“The outpatient system has been poor for a long time, with many of the same issues noted in different clinics,” she said.
“Continuity of care is a huge problem. If a patient sees a different doctor each time, the doctors have limited context to evaluate the patient’s symptoms or understand the impact on their daily life. This is not a judgement of the work done by HCPs in these settings but an example of the limitations of public outpatient clinics.”
Top priorities of HCPs
HCPs focused more on non-technical aspects of service provision, such as information sharing and individualisation of care.
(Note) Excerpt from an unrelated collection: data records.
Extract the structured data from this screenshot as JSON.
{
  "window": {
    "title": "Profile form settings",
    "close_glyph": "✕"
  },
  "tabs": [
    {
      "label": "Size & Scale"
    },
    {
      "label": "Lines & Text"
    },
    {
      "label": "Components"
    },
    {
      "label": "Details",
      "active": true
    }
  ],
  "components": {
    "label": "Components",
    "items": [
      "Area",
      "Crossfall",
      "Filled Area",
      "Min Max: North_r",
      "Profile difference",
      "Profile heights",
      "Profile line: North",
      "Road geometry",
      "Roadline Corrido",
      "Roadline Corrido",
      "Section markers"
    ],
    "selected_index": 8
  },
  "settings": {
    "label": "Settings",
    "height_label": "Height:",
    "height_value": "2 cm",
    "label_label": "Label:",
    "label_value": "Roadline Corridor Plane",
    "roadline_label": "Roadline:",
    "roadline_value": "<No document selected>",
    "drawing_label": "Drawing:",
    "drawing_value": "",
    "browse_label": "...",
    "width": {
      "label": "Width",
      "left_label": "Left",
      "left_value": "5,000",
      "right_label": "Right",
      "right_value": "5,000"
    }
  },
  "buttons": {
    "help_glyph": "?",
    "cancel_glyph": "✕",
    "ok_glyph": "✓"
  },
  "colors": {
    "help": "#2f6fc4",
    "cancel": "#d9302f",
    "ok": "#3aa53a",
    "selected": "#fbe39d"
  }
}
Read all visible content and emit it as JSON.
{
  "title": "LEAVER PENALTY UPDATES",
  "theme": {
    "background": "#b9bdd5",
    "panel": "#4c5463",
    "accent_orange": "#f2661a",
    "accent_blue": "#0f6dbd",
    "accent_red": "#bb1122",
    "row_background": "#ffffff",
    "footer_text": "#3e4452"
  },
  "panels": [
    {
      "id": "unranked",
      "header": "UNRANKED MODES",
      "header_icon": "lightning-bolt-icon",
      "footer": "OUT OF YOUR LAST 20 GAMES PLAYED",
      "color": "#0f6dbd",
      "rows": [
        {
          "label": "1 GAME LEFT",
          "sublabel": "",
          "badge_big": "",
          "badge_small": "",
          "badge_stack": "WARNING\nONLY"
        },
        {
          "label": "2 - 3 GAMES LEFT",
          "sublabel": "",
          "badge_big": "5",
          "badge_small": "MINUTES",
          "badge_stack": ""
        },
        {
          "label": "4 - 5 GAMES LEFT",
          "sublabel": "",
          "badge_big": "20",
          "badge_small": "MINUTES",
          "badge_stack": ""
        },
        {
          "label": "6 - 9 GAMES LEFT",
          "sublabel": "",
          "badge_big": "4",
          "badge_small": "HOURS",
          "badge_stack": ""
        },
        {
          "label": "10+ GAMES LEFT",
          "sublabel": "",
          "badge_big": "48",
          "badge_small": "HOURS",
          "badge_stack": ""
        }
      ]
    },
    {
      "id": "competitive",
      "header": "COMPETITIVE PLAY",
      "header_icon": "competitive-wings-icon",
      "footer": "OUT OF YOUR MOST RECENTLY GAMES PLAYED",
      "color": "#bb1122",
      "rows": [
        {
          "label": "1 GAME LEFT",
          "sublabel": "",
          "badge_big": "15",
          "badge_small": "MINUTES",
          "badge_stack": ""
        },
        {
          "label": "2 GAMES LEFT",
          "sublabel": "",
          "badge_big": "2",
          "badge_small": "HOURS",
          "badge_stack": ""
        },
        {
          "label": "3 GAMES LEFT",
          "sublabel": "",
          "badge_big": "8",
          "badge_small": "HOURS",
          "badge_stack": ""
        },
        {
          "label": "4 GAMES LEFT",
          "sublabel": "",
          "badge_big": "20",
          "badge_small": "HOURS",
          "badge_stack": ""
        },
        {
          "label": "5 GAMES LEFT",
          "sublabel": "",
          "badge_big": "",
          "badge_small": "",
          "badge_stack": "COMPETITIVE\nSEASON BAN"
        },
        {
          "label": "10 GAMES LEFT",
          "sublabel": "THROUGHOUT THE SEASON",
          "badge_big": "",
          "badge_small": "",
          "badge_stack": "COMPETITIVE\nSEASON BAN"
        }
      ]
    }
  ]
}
In their focus groups, they discussed issues such as multidisciplinary team involvement, patient organisations, and cultural awareness and sensitivity.
The HCPs emphasised the importance of sharing and adapting information to suit the needs and health literacy of each patient. They also stressed seeing patients as more than just their condition, looking at the context and concerns of individual patients as essential to optimising their care outcomes.
The HCPs showed strong positivity and optimism about patient-centred care delivery. They described many instances of patient-centred care practices used in their clinics, yet the study implied patients did not recognise these as examples of patient-centred care.
“Patients need to feel nurtured and heard at each step of their outpatient experience,” said Ms Creek. “With time pressures and continuity of care issues at public hospital clinics, patients might not feel they receive the less tangible forms of care they need and expect. They may come away with a new treatment plan but feel unsatisfied with the consultation experience.”
The authors freely recognised the limitations of this study. For example, the patients were all recruited from public hospital outpatient clinics. Therefore, they likely came from metropolitan areas and (potentially) have lower incomes than their peers who attend private rheumatology practices. Also, only English-speaking patients were recruited. By contrast, the HCPs worked in a mix of public and private settings.
Our reflections on the study
“The issues raised in this study aren’t new,” Ms Creek pointed out. “So, how can patient voices from studies like this be used to improve the system?”
CreakyJoints Australia believes it is important to remember the study specifically gathered the experiences of patients from two public hospitals. Therefore, the issues prioritised by the patient participants do not necessarily reflect those of rheumatology patients across our health system. We would like to see researchers ask the same questions of patients from a broad range of demographic groups but using the same study method.
We noted that mental health was not specifically mentioned in the study apart from one sentence about burden of disease. We were surprised by this and wonder if mental health was discussed in the focus groups. If so, in what context? If not, why not?
To maximise the positives of patient-centred care, we need patients and HCPs to share a standard definition of what it is and how it is assessed (the KPIs). As the authors noted, bridging this divide will require HCPs to incorporate regular patient feedback on non-technical care domains, review blind spots in care provision and adapt practice accordingly.
“Focus groups and studies can reveal important facts about missing elements of patient care,” said Ms Creek. “However, to achieve optimal patient-centred care across the system, patients need to be included in planning and decision-making at every level.
Madeleine J Bryant, Rebecca Munt, Rachel J Black, Amy Reynolds, Catherine L Hill. Joining forces to understand what matters most: qualitative insights into the patient experience of outpatient rheumatology care. doi.org/10.1093/rap/rkad068
Rosemary Ainley wrote this article on behalf of the CreakyJoints Australia team.
CreakyJoints Australia would like to thank Rheumatology Republic for this opportunity to share the patient voice within the Australian rheumatology community.